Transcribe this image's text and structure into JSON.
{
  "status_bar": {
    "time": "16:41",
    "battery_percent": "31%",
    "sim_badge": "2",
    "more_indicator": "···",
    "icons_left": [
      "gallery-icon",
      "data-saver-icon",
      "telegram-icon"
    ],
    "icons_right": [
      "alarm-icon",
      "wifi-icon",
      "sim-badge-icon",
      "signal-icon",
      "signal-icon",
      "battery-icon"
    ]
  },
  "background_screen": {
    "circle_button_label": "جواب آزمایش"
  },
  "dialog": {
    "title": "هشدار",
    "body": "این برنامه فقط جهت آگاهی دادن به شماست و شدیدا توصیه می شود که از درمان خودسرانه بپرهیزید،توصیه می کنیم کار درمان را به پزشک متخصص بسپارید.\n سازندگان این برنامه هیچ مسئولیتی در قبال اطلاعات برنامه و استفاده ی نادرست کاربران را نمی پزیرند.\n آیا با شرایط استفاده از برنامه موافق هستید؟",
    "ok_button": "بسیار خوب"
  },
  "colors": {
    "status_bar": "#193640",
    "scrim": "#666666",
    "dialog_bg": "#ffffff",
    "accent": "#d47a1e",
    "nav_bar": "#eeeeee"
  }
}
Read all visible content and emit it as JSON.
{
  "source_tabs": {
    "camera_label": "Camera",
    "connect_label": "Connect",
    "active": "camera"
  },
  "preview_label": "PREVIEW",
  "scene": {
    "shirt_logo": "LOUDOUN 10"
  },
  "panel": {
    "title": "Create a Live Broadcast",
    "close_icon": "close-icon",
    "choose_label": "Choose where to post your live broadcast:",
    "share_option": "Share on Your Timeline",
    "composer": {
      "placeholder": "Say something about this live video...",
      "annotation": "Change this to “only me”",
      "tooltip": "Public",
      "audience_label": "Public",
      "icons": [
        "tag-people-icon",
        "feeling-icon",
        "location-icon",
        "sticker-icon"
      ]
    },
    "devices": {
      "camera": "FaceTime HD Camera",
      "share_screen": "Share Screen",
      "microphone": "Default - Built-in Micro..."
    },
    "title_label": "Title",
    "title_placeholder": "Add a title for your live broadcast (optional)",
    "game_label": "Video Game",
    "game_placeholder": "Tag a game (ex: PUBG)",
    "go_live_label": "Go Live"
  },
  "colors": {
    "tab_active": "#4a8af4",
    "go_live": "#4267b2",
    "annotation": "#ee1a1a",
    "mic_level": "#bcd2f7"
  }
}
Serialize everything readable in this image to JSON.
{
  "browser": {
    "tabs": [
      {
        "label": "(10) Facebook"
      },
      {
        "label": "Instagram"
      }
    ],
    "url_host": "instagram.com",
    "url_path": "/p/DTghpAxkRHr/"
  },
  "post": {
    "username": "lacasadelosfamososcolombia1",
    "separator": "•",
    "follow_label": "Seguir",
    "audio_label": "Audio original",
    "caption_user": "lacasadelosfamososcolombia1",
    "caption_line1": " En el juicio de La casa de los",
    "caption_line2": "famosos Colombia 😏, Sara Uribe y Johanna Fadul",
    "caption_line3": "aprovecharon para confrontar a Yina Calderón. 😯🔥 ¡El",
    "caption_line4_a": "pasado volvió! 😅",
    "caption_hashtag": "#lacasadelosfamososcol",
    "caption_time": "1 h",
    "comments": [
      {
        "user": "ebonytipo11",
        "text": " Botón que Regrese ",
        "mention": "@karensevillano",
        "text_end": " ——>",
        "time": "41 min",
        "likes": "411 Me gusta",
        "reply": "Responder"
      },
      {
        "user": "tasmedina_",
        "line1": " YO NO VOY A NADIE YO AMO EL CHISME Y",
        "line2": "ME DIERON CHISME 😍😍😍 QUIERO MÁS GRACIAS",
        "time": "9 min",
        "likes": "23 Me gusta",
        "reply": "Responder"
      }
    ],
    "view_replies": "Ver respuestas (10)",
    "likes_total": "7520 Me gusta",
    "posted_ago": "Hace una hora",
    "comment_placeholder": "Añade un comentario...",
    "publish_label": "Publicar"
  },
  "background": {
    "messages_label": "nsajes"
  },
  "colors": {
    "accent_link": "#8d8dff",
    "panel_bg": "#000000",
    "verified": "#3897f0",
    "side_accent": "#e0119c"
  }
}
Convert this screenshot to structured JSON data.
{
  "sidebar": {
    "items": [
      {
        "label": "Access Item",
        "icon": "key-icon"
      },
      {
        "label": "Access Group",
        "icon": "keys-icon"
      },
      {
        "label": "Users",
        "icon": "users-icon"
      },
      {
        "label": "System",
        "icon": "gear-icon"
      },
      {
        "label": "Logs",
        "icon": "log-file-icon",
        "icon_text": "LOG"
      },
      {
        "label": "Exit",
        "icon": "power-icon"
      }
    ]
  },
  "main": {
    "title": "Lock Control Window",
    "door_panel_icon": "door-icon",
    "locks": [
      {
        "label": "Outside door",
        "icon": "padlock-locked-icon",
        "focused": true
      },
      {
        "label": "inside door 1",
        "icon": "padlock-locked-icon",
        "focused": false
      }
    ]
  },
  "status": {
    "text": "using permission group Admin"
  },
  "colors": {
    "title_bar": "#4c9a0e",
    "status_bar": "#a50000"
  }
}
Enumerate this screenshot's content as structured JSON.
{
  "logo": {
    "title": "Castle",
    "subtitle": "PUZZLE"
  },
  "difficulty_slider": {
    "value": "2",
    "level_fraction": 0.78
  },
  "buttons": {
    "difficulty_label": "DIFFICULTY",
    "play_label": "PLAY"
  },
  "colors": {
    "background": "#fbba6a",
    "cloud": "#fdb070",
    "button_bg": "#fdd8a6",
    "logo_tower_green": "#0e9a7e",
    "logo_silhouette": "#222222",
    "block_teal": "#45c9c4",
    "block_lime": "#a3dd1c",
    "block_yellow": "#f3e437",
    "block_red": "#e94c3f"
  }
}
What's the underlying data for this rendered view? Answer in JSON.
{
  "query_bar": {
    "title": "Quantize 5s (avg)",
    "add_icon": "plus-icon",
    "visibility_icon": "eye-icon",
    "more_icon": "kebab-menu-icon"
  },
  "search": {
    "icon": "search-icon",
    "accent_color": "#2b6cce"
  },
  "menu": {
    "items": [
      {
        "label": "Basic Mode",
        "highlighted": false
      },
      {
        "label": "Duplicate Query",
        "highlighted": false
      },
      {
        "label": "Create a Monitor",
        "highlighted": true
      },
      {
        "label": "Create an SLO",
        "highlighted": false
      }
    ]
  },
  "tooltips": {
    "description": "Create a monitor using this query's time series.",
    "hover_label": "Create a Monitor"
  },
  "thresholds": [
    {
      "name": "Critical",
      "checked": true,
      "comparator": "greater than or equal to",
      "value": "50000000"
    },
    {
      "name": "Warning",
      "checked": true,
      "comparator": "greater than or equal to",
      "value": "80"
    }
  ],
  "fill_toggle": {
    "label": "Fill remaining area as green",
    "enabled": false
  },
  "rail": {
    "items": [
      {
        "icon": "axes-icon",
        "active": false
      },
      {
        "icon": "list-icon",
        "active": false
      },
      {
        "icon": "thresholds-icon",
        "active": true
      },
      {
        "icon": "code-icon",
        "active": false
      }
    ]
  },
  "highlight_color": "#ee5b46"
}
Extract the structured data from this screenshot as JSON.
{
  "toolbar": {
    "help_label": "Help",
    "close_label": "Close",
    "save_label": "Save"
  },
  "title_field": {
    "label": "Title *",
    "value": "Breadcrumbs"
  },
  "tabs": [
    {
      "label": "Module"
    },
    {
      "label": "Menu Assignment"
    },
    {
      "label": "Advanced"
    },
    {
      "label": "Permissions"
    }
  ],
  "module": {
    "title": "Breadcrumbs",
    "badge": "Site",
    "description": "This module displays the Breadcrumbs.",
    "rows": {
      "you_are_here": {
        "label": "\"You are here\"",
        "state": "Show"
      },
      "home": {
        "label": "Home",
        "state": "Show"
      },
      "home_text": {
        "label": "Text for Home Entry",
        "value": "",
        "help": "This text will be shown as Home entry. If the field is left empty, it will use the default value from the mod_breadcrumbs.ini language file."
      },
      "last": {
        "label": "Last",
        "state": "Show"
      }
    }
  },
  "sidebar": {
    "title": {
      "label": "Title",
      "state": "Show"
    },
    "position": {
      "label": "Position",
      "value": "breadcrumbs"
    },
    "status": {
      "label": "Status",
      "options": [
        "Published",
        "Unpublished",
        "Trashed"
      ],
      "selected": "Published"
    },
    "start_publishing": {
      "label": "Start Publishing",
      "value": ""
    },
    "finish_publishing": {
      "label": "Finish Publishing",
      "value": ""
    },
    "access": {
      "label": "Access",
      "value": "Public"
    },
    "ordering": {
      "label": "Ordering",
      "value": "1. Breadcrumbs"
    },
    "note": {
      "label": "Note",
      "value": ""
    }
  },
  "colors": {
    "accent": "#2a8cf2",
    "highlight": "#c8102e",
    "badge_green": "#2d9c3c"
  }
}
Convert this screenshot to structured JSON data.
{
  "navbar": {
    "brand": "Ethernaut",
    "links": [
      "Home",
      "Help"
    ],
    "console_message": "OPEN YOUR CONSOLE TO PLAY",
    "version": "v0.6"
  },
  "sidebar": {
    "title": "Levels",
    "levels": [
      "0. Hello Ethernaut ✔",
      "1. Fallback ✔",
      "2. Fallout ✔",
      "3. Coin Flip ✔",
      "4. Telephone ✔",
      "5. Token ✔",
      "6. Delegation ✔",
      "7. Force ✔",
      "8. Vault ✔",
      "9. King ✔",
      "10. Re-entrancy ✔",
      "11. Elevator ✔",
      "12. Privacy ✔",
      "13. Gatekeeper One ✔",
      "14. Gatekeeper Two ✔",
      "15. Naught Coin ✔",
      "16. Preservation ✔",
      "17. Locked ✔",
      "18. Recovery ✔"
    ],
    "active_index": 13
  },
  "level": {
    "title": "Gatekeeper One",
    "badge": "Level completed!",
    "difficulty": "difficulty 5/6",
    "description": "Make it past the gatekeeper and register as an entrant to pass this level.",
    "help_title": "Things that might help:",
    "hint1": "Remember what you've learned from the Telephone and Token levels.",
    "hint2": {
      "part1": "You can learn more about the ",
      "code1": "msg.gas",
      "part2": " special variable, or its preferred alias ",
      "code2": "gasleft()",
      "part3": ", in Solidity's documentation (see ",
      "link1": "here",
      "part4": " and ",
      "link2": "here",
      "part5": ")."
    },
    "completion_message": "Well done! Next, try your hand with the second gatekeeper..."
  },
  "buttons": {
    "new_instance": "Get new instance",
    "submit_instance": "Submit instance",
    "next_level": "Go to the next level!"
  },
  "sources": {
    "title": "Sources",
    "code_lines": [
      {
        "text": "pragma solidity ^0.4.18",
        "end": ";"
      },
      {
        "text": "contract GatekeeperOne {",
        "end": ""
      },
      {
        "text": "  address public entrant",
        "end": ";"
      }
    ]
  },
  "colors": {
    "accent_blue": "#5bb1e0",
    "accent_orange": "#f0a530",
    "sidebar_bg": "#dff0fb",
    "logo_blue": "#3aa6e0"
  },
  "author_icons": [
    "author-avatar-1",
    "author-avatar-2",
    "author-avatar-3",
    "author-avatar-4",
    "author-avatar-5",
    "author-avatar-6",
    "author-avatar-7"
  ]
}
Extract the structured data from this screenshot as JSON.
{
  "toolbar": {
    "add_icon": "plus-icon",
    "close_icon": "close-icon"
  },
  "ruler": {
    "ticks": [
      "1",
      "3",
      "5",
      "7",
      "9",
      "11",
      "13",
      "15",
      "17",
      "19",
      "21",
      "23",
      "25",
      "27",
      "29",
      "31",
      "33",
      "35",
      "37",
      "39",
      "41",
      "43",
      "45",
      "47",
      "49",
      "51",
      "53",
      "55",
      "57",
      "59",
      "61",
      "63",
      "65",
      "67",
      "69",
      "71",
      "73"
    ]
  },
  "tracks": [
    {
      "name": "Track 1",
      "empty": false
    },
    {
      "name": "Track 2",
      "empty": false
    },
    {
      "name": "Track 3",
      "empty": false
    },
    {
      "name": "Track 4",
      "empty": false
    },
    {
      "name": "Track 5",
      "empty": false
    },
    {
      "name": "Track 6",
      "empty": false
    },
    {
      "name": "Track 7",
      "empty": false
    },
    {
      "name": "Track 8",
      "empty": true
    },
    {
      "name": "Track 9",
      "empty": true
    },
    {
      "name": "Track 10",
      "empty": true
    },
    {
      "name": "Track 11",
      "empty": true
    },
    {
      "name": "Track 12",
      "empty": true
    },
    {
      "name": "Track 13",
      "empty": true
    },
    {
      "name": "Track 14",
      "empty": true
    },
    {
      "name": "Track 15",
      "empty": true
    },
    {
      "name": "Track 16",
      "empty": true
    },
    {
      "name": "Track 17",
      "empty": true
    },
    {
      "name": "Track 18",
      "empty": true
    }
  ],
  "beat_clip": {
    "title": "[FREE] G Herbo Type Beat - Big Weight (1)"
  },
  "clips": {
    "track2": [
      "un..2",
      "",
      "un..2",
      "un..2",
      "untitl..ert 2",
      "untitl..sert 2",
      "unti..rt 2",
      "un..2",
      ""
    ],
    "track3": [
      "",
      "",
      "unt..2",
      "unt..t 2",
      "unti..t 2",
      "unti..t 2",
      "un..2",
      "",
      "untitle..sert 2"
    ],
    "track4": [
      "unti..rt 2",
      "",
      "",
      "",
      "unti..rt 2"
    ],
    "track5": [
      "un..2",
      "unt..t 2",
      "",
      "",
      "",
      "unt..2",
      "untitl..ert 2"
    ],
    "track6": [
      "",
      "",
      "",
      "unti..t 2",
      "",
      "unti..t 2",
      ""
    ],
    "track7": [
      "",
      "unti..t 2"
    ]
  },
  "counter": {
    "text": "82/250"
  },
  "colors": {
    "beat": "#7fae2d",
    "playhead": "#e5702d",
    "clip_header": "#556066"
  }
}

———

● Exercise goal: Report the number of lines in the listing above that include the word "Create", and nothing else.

● Answer to this problem: 5